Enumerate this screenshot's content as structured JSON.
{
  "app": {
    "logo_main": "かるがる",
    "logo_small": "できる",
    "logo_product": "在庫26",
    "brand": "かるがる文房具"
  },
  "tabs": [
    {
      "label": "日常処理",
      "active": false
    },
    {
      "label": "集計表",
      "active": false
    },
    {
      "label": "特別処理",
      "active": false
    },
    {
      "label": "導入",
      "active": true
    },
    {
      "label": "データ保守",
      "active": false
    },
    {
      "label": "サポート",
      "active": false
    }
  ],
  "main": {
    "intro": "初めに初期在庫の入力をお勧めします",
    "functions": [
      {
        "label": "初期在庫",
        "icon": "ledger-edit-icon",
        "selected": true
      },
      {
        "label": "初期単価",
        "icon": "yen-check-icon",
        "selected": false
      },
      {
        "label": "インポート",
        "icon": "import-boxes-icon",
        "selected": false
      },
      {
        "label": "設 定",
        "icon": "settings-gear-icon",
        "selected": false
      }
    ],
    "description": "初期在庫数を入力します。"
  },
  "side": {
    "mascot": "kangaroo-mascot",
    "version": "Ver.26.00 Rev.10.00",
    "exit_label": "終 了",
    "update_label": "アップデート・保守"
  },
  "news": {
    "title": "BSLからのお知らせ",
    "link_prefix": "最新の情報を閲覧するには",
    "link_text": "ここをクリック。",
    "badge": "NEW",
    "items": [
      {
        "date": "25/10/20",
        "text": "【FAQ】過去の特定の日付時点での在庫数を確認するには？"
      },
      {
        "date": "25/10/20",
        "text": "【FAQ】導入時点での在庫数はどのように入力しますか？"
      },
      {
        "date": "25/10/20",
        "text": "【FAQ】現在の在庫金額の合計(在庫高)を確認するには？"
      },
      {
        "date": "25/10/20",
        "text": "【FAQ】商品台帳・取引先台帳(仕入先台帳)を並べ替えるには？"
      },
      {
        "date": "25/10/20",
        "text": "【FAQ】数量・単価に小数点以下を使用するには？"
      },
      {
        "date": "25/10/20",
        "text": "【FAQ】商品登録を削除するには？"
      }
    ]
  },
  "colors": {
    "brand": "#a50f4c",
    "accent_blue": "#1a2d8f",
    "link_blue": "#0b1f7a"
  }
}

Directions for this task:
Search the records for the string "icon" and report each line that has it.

Result:
        "icon": "ledger-edit-icon",
        "icon": "yen-check-icon",
        "icon": "import-boxes-icon",
        "icon": "settings-gear-icon",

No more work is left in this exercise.